Frogs, or The Frogs, is one of Aristophanes's greatest comedies and is justly celebrated for its wit and keen commentary on Athenian politics and society. It is the last surviving work of Old Comedy and is thus also notable for its heralding a passing era of literature. While it is a comedy, it is also a trenchant political satire and expresses Aristophanes's views on Athenian democracy, the value of poetry, and the need for a return of traditional values.
Frogs won first place at the Lenaea, an annual Athenian dramatic festival and competition honoring Dionysus, beating Phrynichus's Muses and Platon's Cleophon. Uncommon for its time, it was awarded a second performance the following week for the strength of its parabasis. According to the ancient Life of Aristophanes, the poet was officially commended and given a wreath of sacred olive for the lines about the disenfranchised. He may have changed a few of the lines for the restaging. Philonides, a frequent producer of Aristophanes’ plays, produced the play.

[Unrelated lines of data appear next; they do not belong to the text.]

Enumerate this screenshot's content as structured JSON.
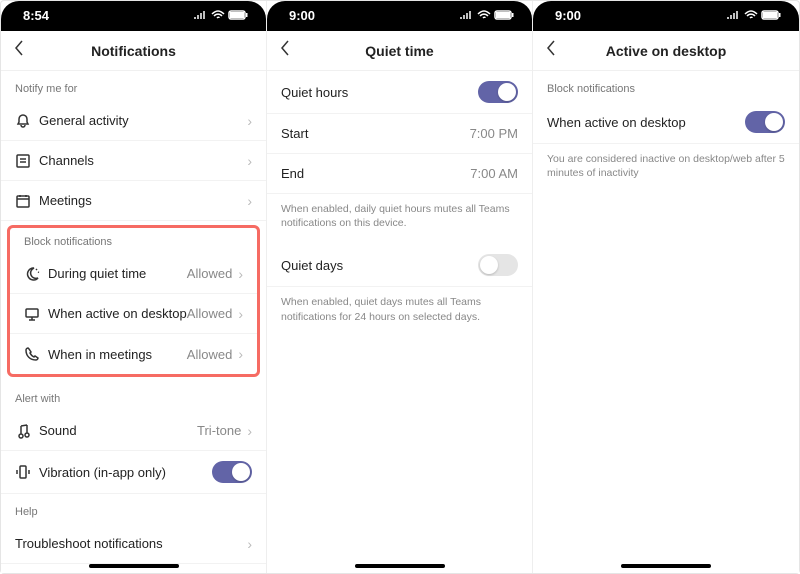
{
  "screens": [
    {
      "time": "8:54",
      "title": "Notifications",
      "sections": {
        "notify": {
          "label": "Notify me for",
          "items": [
            {
              "label": "General activity"
            },
            {
              "label": "Channels"
            },
            {
              "label": "Meetings"
            }
          ]
        },
        "block": {
          "label": "Block notifications",
          "items": [
            {
              "label": "During quiet time",
              "value": "Allowed"
            },
            {
              "label": "When active on desktop",
              "value": "Allowed"
            },
            {
              "label": "When in meetings",
              "value": "Allowed"
            }
          ]
        },
        "alert": {
          "label": "Alert with",
          "sound": {
            "label": "Sound",
            "value": "Tri-tone"
          },
          "vibration": {
            "label": "Vibration (in-app only)",
            "on": true
          }
        },
        "help": {
          "label": "Help",
          "item": {
            "label": "Troubleshoot notifications"
          }
        }
      }
    },
    {
      "time": "9:00",
      "title": "Quiet time",
      "quietHours": {
        "label": "Quiet hours",
        "on": true,
        "start": {
          "label": "Start",
          "value": "7:00 PM"
        },
        "end": {
          "label": "End",
          "value": "7:00 AM"
        },
        "desc": "When enabled, daily quiet hours mutes all Teams notifications on this device."
      },
      "quietDays": {
        "label": "Quiet days",
        "on": false,
        "desc": "When enabled, quiet days mutes all Teams notifications for 24 hours on selected days."
      }
    },
    {
      "time": "9:00",
      "title": "Active on desktop",
      "section": {
        "label": "Block notifications",
        "item": {
          "label": "When active on desktop",
          "on": true
        },
        "desc": "You are considered inactive on desktop/web after 5 minutes of inactivity"
      }
    }
  ]
}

A precedent for the play is Eupolis's Demoi, which also featured the resurrection of deceased figures such as Solon, Aristides, and Pericles. It was written in a time of turmoil, as Athens was still at war with Sparta. An oligarchic revolution was replaced with democracy in 411 BCE. Two other events bore significance to the play: Alcibiades, the famed military commander, was sentenced to die in 415 BCE but escaped to the Spartan side, was taken back to Athens, and finally exiled in 406 BCE; and the battle of Arginusae in 406 saw the Athenians defeating the Spartans but finding it impossible to retrieve their comrades on ships wrecked by bad weather, and condemning the military commanders as a group to death. The themes of the decline of Athens and the decline of tragedy as a great form of art are thus intertwined.
The scholar Charles Paul Segal notes that the structure of the play is unique because the first half is a journey archetype, and the second half consists of the contest motif. The nature of Dionysus's evolution from a crass, jesting figure to a weighty arbiter of taste and the fate of Athens has also garnered a great deal of attention.
Scholars do their best to imagine what the play would have looked like performed in its own time. There is speculation as to whether or not the audience would have heard and seen the frogs, or merely heard them off-stage. Charon's boat may have been on wheels, and there may have been a real donkey or a "stick donkey," which would have added to the humorous aspect of Xanthias's complaints about the baggage.
Owing to its entrenched position in the Western canon, it is no wonder that Frogs has been referenced in literature, television, music, and other works of the theater. Most interestingly, the frogs' chant of "Brekekekéx-koáx-koáx" is part of Stanford University's rallying call.